Amanda Curtin Soydan, Ph.D.

Amanda Soydan

Academic Dean for Trinity College of Arts & Sciences; Director of the SPIRE Fellows Program

I was born and raised in South Africa, and with my father being a wildlife artist and musician, I fell in love with both music and the natural world. I am very much a “water sprite”, having spent most of my youth in and around Cape Town where I had the ocean and mountains in my back yard. I always loved learning and although I had my heart set on attending college, I felt a yearning to explore the world outside my small country so after high school, I worked to fund my travels around the globe for a couple years.

I was the first in my family to attend university and being 1GLI, it was not an easy path to travel! I had loved immersing myself in the language, culture and history of the countries I lived in, so I actually started out studying languages/linguistics and archaeology. Near the end of my first year in college, I had a “pivot moment” and realized that my heart lay in the natural sciences. I earned a B.S. in Zoology and Geology, along with an Honors degree in Palaeontology and a Master’s in Zoology from the University of Stellenbosch, South Africa. I was able to get a scholarship to complete my Ph.D. in Biological Sciences at Drexel University in Philadelphia and came to the US as an international graduate student. I loved my time working in the Mojave and Sonoran Deserts on threatened desert tortoises, and got to explore the extreme nature and beauty of this unique ecosystem.

I was interested in revisiting my paleobiology roots, so proposed a postdoctoral research project around the evolution of dwarfism in large mammals, e.g. elephantids (mammoths and elephants), which brought me to Duke to work with the amazing Dr. V. Louise Roth. My main interest was exploring and developing techniques to capture virtual images of bone microstructure, particularly from large vertebrate skeletons, without having to take living samples, destroying precious fossils or damaging endangered species skeletons. I’ve been lucky enough to teach at a few amazing institutions where my research has been centered around analyzing bone physiology through synchrotron radiation microtomography and how climate change impacts microevolution in vertebrates.

Through my own experiences as a student and exploring the scholarship of teaching and learning as an instructor, I developed an interest in higher education, particularly the fields of student development and learning sciences. This lead me to the Academic Resource Center (ARC) at Duke, where I worked as a STEM Learning Specialist, helped create the SAGE program and led the ARC learning consultant team. I was also a Researcher in the Office of Undergraduate Education (OUE) Research unit since 2020. I moved into my new role as an Academic Dean and Director of Spire in March, 2022. Working with and supporting students as they navigate their own academic journeys and find their intellectual passion, is a source of real joy and a driving force for me!

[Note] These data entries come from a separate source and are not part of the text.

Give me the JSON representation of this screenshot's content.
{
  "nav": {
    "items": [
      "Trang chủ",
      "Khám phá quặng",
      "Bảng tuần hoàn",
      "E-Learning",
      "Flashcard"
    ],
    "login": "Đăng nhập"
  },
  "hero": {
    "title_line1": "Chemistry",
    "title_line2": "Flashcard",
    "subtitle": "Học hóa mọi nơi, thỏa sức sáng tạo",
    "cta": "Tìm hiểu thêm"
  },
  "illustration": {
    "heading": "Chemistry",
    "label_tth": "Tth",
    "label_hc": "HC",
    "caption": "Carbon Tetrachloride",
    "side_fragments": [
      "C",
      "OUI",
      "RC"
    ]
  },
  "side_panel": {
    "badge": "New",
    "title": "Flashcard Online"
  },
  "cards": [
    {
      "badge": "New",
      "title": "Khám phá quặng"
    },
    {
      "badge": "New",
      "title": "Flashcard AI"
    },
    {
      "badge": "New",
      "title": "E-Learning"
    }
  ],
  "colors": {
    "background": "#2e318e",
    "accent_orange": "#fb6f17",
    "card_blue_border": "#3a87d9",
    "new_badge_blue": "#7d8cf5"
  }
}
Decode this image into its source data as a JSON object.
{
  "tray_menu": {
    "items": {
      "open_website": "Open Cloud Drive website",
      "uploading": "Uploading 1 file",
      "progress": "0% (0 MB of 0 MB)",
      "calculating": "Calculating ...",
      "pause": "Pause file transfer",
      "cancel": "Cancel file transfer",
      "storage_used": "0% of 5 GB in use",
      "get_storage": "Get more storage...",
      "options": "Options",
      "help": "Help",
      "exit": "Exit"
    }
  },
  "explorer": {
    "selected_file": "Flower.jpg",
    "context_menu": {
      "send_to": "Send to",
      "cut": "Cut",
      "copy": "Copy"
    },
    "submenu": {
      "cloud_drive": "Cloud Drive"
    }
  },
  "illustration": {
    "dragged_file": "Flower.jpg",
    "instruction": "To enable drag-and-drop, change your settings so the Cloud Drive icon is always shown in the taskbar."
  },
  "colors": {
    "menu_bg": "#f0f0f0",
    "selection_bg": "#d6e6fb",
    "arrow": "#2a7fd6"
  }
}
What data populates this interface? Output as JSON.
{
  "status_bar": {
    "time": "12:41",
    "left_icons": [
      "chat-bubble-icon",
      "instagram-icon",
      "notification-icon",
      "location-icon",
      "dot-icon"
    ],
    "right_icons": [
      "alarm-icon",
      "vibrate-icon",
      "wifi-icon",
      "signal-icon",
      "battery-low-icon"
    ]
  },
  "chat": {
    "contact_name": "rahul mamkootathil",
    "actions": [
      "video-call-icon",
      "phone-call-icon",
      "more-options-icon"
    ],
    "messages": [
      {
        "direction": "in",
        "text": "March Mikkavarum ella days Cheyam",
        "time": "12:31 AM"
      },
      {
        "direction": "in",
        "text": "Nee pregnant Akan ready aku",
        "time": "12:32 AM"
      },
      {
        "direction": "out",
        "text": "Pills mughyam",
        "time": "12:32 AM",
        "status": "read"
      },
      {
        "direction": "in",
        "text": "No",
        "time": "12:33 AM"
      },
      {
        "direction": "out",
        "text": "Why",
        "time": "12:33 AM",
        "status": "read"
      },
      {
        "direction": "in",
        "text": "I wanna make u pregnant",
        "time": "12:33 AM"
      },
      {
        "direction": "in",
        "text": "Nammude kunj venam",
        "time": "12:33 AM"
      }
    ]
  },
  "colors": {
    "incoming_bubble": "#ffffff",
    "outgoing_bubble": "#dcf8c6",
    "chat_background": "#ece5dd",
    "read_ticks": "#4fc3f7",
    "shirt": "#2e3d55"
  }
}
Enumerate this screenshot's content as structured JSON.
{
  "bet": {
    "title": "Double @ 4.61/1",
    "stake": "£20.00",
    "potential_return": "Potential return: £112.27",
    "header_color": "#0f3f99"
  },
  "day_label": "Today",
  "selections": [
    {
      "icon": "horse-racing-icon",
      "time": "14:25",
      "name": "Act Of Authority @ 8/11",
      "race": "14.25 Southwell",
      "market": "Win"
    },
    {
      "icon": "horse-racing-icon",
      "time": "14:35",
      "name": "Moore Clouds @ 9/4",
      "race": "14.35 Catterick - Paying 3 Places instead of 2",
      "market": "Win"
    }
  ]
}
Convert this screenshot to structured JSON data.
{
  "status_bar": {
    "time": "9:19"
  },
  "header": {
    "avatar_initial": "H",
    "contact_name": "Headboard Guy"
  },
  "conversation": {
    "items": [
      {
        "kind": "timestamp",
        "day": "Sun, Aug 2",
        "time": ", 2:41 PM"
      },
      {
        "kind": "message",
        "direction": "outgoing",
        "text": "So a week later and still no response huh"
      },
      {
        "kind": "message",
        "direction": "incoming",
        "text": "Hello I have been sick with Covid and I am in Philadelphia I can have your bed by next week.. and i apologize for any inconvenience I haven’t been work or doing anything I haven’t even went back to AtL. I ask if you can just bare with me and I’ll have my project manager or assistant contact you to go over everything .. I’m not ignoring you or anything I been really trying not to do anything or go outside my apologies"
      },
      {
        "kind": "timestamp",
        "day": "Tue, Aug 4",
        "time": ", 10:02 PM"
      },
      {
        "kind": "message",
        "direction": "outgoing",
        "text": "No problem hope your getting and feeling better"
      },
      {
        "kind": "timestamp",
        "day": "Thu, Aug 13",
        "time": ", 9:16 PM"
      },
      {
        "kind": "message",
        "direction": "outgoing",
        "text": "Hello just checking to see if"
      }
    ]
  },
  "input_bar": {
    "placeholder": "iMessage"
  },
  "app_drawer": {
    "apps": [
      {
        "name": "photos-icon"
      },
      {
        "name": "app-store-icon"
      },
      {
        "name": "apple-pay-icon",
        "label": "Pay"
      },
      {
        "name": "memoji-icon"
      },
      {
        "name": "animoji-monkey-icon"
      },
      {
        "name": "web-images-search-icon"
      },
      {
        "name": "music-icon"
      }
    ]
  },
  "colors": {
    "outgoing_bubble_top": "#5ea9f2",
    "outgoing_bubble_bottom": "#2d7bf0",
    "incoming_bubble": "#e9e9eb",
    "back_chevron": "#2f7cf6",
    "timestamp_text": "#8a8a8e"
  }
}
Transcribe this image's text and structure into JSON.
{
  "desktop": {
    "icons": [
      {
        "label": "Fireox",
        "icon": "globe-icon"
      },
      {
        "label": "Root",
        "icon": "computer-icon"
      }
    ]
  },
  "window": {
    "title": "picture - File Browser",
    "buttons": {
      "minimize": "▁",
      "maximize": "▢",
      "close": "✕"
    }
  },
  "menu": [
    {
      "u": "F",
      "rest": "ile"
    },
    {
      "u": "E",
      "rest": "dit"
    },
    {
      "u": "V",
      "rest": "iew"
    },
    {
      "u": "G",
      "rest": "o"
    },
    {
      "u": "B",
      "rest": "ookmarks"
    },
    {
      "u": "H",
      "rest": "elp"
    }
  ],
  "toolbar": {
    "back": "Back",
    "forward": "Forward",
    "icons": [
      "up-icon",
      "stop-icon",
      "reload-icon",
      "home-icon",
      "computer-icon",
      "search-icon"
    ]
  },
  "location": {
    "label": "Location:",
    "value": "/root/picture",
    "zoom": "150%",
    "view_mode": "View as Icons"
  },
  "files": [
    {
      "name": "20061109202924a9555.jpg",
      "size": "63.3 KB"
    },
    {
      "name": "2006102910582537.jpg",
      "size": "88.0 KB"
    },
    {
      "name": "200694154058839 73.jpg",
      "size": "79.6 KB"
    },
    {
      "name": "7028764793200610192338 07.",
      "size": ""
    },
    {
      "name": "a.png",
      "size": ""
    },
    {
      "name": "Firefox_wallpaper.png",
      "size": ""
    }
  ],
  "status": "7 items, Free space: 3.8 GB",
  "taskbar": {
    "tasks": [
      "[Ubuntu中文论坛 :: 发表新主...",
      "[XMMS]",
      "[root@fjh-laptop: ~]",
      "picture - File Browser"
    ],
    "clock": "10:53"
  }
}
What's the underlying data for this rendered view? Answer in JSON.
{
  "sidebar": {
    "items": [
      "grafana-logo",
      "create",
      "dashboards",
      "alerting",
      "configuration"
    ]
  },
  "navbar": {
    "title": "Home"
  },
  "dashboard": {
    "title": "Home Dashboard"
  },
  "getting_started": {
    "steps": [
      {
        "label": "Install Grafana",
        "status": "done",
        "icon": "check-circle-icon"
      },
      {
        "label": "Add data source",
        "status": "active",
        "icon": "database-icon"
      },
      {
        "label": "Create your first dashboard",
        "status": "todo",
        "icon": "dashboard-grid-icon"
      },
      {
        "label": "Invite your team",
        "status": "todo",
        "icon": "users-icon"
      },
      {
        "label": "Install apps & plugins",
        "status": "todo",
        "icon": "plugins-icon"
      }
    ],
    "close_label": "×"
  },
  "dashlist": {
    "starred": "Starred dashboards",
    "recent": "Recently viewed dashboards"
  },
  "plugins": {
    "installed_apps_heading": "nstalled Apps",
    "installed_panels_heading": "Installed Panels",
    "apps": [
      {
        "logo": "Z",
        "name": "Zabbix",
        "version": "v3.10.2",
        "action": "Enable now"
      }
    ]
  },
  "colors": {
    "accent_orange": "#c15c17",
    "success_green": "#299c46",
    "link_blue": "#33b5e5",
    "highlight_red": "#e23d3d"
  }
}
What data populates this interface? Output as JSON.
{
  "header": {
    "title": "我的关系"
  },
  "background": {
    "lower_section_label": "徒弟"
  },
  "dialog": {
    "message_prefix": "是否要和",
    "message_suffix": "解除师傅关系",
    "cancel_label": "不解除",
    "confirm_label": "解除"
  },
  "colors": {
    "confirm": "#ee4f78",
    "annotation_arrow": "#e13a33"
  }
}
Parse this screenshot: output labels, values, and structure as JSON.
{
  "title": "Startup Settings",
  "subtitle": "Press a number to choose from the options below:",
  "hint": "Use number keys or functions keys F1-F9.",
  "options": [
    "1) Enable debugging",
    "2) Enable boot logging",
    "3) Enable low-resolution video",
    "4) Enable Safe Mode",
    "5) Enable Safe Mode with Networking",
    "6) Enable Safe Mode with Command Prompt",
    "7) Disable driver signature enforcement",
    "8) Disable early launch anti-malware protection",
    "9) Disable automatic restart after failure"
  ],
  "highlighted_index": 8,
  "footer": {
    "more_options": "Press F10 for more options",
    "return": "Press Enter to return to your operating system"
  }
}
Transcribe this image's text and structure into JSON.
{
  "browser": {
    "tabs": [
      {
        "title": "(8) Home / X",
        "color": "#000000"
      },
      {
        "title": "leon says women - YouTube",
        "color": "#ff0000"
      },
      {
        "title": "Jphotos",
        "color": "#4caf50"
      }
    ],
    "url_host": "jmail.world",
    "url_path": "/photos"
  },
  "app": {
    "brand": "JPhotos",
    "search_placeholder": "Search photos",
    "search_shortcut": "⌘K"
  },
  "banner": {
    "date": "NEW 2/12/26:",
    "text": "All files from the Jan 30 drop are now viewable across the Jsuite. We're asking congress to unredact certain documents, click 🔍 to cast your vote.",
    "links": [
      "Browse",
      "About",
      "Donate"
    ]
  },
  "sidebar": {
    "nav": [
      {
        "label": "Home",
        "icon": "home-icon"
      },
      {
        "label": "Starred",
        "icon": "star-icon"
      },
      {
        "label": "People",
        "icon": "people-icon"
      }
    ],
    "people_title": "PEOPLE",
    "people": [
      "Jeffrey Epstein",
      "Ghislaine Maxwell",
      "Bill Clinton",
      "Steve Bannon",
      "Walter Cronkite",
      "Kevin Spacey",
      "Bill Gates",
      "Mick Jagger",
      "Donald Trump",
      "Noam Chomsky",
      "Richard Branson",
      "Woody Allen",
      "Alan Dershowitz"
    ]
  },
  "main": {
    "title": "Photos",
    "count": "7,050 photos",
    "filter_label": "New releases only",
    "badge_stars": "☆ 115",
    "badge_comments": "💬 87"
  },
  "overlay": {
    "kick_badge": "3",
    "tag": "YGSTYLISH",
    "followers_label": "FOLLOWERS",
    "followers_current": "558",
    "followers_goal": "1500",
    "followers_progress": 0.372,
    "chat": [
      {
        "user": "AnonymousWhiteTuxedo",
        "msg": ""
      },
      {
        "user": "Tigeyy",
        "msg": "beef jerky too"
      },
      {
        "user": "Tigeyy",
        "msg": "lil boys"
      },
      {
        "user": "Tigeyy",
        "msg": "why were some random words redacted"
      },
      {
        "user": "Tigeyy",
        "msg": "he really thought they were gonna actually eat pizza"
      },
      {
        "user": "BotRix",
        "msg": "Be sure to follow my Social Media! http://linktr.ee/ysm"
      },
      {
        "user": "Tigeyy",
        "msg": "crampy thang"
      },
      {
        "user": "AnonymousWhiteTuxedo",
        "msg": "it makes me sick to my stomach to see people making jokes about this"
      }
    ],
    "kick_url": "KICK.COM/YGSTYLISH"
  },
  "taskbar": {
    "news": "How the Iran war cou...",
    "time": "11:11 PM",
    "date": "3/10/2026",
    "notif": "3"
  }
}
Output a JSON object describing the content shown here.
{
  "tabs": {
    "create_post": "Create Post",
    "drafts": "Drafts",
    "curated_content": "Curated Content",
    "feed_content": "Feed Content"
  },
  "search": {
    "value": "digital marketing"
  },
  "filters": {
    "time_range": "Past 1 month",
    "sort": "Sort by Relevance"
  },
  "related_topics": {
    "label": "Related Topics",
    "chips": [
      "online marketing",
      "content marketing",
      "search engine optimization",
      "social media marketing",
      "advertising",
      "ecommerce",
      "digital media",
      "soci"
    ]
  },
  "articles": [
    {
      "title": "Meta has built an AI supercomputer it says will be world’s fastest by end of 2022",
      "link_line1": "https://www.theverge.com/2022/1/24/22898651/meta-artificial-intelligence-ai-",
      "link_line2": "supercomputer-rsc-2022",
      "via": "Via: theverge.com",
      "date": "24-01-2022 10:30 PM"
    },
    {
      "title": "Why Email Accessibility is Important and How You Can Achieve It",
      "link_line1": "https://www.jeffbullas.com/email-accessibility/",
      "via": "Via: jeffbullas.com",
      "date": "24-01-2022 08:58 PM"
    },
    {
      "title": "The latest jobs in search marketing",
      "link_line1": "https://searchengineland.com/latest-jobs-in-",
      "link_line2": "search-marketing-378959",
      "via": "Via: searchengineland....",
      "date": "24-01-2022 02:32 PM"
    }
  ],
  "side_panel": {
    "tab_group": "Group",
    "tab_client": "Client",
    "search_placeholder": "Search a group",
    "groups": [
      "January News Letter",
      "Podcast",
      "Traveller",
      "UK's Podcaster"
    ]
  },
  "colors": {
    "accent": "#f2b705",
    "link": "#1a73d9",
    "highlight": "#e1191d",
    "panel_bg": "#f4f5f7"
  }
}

In my free time I enjoy traveling with my husband Ben, going on long hikes with our dog Bodie and love the nature, music and foodie vibe in Durham! Some fun facts about me, I have lived on 5 of the six continents, I know 4 languages and can hold a conversation in a couple more, I play the drums (and my husband does too) and love working on creative and artistic projects!